Luggage has always been synonymous with travel, and no Winnetkan knew travel quite like Anita Willets-Burnham. The artist and former resident of the Log House now located in the Crow Island Woods led her family of six on two world tours on a serious budget. Forty years before the first patent for rolling luggage was filed, Anita Willets-Burnham was rolling her own suitcase all around the world!
Winnetka’s Burnham family constructed and carried rolling suitcases with telescoping handles to ease the burden of transporting their luggage between the many shipping ports, train stations, and housing of all types they had arranged during their travels through dozens of countries. This sounds like common sense today, but in 1928, the sight of a woman and her children rolling their own suitcases through the street would have been quite the oddity.
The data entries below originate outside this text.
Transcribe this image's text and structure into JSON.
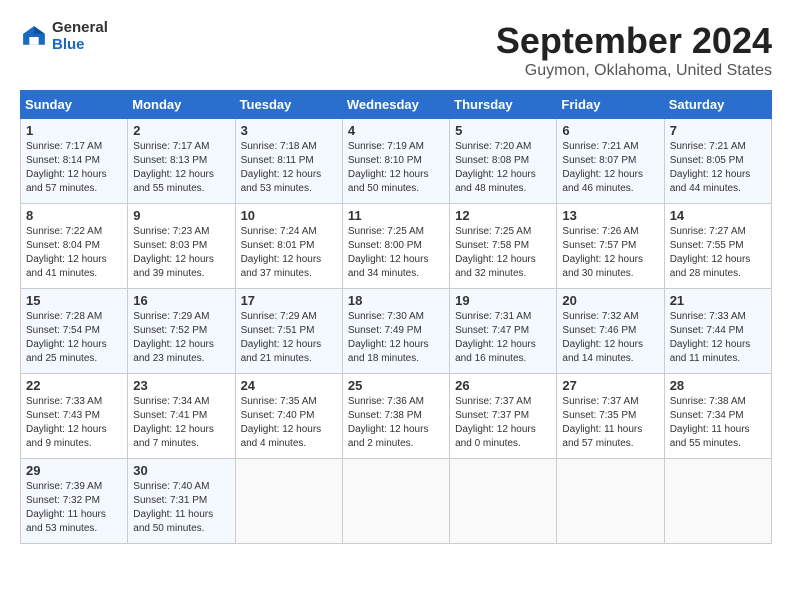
{
  "header": {
    "logo_general": "General",
    "logo_blue": "Blue",
    "title": "September 2024",
    "location": "Guymon, Oklahoma, United States"
  },
  "days_of_week": [
    "Sunday",
    "Monday",
    "Tuesday",
    "Wednesday",
    "Thursday",
    "Friday",
    "Saturday"
  ],
  "weeks": [
    [
      {
        "day": "1",
        "sunrise": "7:17 AM",
        "sunset": "8:14 PM",
        "daylight": "12 hours and 57 minutes."
      },
      {
        "day": "2",
        "sunrise": "7:17 AM",
        "sunset": "8:13 PM",
        "daylight": "12 hours and 55 minutes."
      },
      {
        "day": "3",
        "sunrise": "7:18 AM",
        "sunset": "8:11 PM",
        "daylight": "12 hours and 53 minutes."
      },
      {
        "day": "4",
        "sunrise": "7:19 AM",
        "sunset": "8:10 PM",
        "daylight": "12 hours and 50 minutes."
      },
      {
        "day": "5",
        "sunrise": "7:20 AM",
        "sunset": "8:08 PM",
        "daylight": "12 hours and 48 minutes."
      },
      {
        "day": "6",
        "sunrise": "7:21 AM",
        "sunset": "8:07 PM",
        "daylight": "12 hours and 46 minutes."
      },
      {
        "day": "7",
        "sunrise": "7:21 AM",
        "sunset": "8:05 PM",
        "daylight": "12 hours and 44 minutes."
      }
    ],
    [
      {
        "day": "8",
        "sunrise": "7:22 AM",
        "sunset": "8:04 PM",
        "daylight": "12 hours and 41 minutes."
      },
      {
        "day": "9",
        "sunrise": "7:23 AM",
        "sunset": "8:03 PM",
        "daylight": "12 hours and 39 minutes."
      },
      {
        "day": "10",
        "sunrise": "7:24 AM",
        "sunset": "8:01 PM",
        "daylight": "12 hours and 37 minutes."
      },
      {
        "day": "11",
        "sunrise": "7:25 AM",
        "sunset": "8:00 PM",
        "daylight": "12 hours and 34 minutes."
      },
      {
        "day": "12",
        "sunrise": "7:25 AM",
        "sunset": "7:58 PM",
        "daylight": "12 hours and 32 minutes."
      },
      {
        "day": "13",
        "sunrise": "7:26 AM",
        "sunset": "7:57 PM",
        "daylight": "12 hours and 30 minutes."
      },
      {
        "day": "14",
        "sunrise": "7:27 AM",
        "sunset": "7:55 PM",
        "daylight": "12 hours and 28 minutes."
      }
    ],
    [
      {
        "day": "15",
        "sunrise": "7:28 AM",
        "sunset": "7:54 PM",
        "daylight": "12 hours and 25 minutes."
      },
      {
        "day": "16",
        "sunrise": "7:29 AM",
        "sunset": "7:52 PM",
        "daylight": "12 hours and 23 minutes."
      },
      {
        "day": "17",
        "sunrise": "7:29 AM",
        "sunset": "7:51 PM",
        "daylight": "12 hours and 21 minutes."
      },
      {
        "day": "18",
        "sunrise": "7:30 AM",
        "sunset": "7:49 PM",
        "daylight": "12 hours and 18 minutes."
      },
      {
        "day": "19",
        "sunrise": "7:31 AM",
        "sunset": "7:47 PM",
        "daylight": "12 hours and 16 minutes."
      },
      {
        "day": "20",
        "sunrise": "7:32 AM",
        "sunset": "7:46 PM",
        "daylight": "12 hours and 14 minutes."
      },
      {
        "day": "21",
        "sunrise": "7:33 AM",
        "sunset": "7:44 PM",
        "daylight": "12 hours and 11 minutes."
      }
    ],
    [
      {
        "day": "22",
        "sunrise": "7:33 AM",
        "sunset": "7:43 PM",
        "daylight": "12 hours and 9 minutes."
      },
      {
        "day": "23",
        "sunrise": "7:34 AM",
        "sunset": "7:41 PM",
        "daylight": "12 hours and 7 minutes."
      },
      {
        "day": "24",
        "sunrise": "7:35 AM",
        "sunset": "7:40 PM",
        "daylight": "12 hours and 4 minutes."
      },
      {
        "day": "25",
        "sunrise": "7:36 AM",
        "sunset": "7:38 PM",
        "daylight": "12 hours and 2 minutes."
      },
      {
        "day": "26",
        "sunrise": "7:37 AM",
        "sunset": "7:37 PM",
        "daylight": "12 hours and 0 minutes."
      },
      {
        "day": "27",
        "sunrise": "7:37 AM",
        "sunset": "7:35 PM",
        "daylight": "11 hours and 57 minutes."
      },
      {
        "day": "28",
        "sunrise": "7:38 AM",
        "sunset": "7:34 PM",
        "daylight": "11 hours and 55 minutes."
      }
    ],
    [
      {
        "day": "29",
        "sunrise": "7:39 AM",
        "sunset": "7:32 PM",
        "daylight": "11 hours and 53 minutes."
      },
      {
        "day": "30",
        "sunrise": "7:40 AM",
        "sunset": "7:31 PM",
        "daylight": "11 hours and 50 minutes."
      },
      null,
      null,
      null,
      null,
      null
    ]
  ]
}
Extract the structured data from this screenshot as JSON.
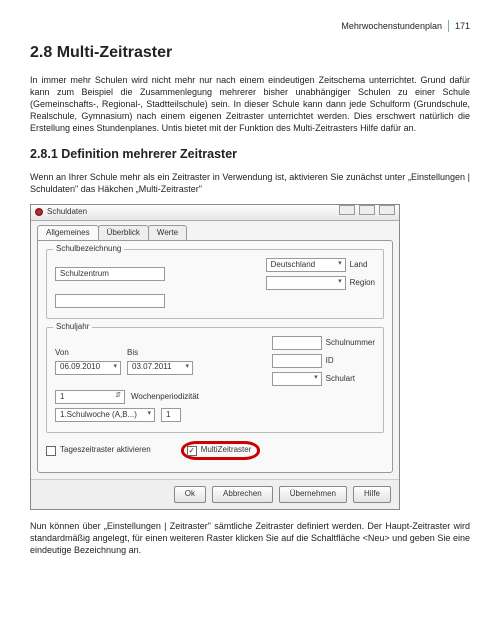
{
  "header": {
    "running": "Mehrwochenstundenplan",
    "pageno": "171"
  },
  "headings": {
    "h1": "2.8    Multi-Zeitraster",
    "h2": "2.8.1 Definition mehrerer Zeitraster"
  },
  "paras": {
    "p1": "In immer mehr Schulen wird nicht mehr nur nach einem eindeutigen Zeitschema unterrichtet. Grund dafür kann zum Beispiel die Zusammenlegung mehrerer bisher unabhängiger Schulen zu einer Schule (Gemeinschafts-, Regional-, Stadtteilschule) sein. In dieser Schule kann dann jede Schulform (Grundschule, Realschule, Gymnasium) nach einem eigenen Zeitraster unterrichtet werden. Dies erschwert natürlich die Erstellung eines Stundenplanes. Untis bietet mit der Funktion des Multi-Zeitrasters Hilfe dafür an.",
    "p2": "Wenn an Ihrer Schule mehr als ein Zeitraster in Verwendung ist, aktivieren Sie zunächst unter „Einstellungen | Schuldaten\" das Häkchen „Multi-Zeitraster\"",
    "p3": "Nun können über „Einstellungen | Zeitraster\" sämtliche Zeitraster definiert werden. Der Haupt-Zeitraster wird standardmäßig angelegt, für einen weiteren Raster klicken Sie auf die Schaltfläche <Neu> und geben Sie eine eindeutige Bezeichnung an."
  },
  "dialog": {
    "title": "Schuldaten",
    "tabs": {
      "t1": "Allgemeines",
      "t2": "Überblick",
      "t3": "Werte"
    },
    "group1": {
      "legend": "Schulbezeichnung",
      "name": "Schulzentrum",
      "countryLabel": "Land",
      "country": "Deutschland",
      "regionLabel": "Region"
    },
    "group2": {
      "legend": "Schuljahr",
      "vonLabel": "Von",
      "bisLabel": "Bis",
      "von": "06.09.2010",
      "bis": "03.07.2011",
      "weekperiod": "1",
      "weekperiodLabel": "Wochenperiodizität",
      "weekA": "1.Schulwoche (A,B...)",
      "weekAval": "1",
      "schulnrLabel": "Schulnummer",
      "idLabel": "ID",
      "schulartLabel": "Schulart"
    },
    "checks": {
      "dayraster": "Tageszeitraster aktivieren",
      "multiraster": "MultiZeitraster"
    },
    "buttons": {
      "ok": "Ok",
      "cancel": "Abbrechen",
      "apply": "Übernehmen",
      "help": "Hilfe"
    }
  }
}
The Burnham family traveled first from 1921-1922 and a second time from 1928-1930. While travel for travel’s sake was accessible to many Americans and had been for some time, this type of long-distance, extended travel was still mainly relegated to wealthy travelers, who could afford to bring their own servants and to tip the many railway porters and hotel bellhops who helped manage the bulky trunks and suitcases of pre-aviation travel.
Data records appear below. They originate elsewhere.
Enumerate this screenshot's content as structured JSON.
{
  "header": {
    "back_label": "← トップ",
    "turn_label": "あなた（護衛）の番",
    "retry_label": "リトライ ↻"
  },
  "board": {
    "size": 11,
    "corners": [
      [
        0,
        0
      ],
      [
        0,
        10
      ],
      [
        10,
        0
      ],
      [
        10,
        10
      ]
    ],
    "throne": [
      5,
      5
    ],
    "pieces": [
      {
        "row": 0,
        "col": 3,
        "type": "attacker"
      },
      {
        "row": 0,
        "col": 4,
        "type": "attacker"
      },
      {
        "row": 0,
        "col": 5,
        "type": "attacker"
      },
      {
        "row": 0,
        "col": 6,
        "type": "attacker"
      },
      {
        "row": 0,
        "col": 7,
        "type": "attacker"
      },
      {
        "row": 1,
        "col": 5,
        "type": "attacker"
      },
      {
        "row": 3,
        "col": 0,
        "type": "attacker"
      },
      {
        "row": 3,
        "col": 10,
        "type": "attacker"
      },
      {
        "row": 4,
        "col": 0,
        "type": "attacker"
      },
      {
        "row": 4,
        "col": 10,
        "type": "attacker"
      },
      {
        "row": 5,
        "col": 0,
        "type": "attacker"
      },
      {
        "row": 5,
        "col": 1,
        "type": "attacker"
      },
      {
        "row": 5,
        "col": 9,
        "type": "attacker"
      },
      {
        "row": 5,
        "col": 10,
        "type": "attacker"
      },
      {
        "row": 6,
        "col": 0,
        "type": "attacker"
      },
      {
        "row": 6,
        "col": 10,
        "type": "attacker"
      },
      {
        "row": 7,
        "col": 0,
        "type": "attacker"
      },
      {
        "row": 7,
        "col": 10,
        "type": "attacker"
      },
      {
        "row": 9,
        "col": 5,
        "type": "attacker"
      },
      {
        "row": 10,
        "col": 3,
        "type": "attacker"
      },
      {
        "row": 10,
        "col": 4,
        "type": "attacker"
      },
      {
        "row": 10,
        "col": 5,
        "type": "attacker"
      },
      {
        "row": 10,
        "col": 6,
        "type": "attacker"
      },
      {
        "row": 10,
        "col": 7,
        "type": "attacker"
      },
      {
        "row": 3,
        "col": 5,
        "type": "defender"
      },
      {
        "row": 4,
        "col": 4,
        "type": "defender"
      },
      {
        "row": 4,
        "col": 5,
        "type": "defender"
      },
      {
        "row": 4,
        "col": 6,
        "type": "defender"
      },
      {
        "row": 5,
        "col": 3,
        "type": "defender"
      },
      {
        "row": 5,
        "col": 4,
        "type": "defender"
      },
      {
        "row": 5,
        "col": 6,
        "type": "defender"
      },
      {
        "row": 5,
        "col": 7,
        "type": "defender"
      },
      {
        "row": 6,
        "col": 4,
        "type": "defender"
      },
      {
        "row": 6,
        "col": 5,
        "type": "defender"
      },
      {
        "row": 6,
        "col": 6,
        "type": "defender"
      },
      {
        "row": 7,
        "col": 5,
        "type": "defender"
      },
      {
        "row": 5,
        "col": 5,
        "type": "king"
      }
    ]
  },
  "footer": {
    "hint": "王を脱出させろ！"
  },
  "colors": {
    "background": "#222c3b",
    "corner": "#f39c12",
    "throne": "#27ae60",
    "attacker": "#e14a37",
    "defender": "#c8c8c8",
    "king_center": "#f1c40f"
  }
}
“Why be a human truck horse?” Anita asked before the Burnham’s 1928 trip, sparking her “grand idea.” “Wheels! Suitcase on Wheels!” she wrote in her book ‘Round the World on a Penny, her illustrated travelogue originally published in 1933 (available at the Winnetka Public Library). Her suitcase was fashioned by her son Bud with two wheels from an old baby carriage on one end and a telescoping wooden handle on the other.
“Force of habit and sense of humor made it work beautifully,” she noted, a sentiment familiar to travelers lugging their rolling bags through streets and airports today. The telescoping handle, so common in today’s luggage, was an innovation that would not be patented until 1987, when air travel and the term “carry-on luggage” became a standard term in the American lexicon.
Generally, Bernard D. Sadow is credited with the invention of the rolling suitcase after he patented the idea in 1970. His design featured four wheels along the bottom of a suitcase with a pulling strap. Sadow’s attempt was the first to catch on with travelers. Then in 1987, Robert Plath “invented” the Rollaboard™, the suitcase with telescoping handle and wheels that is widely used today.
As Sadow experienced when approaching Macy’s, one of the barriers to marketing rolling luggage to stores was its marketability to men, who presumably would be too manly to cart around a rolling suitcase.1 The Burnham family found that to be the case, when Alfred Burnham, the family patriarch, “balked, preferring to carry his own good looking, ‘ton-o-bricks.’” “Casting a superior eye upon us, he said, ‘Lord sakes, Mother! Wheels on your suitcases and wheels in your heads!’”
After her second trip, Anita Willets-Burnham toured around the country, lecturing about art and travel and promoting her book, always with her rolling luggage in tow. Perhaps if she had patented, and then marketed, her invention as effectively at Mr. Plath did some 60 years later, the Rollaboard might have been the Burnham Rolla’round!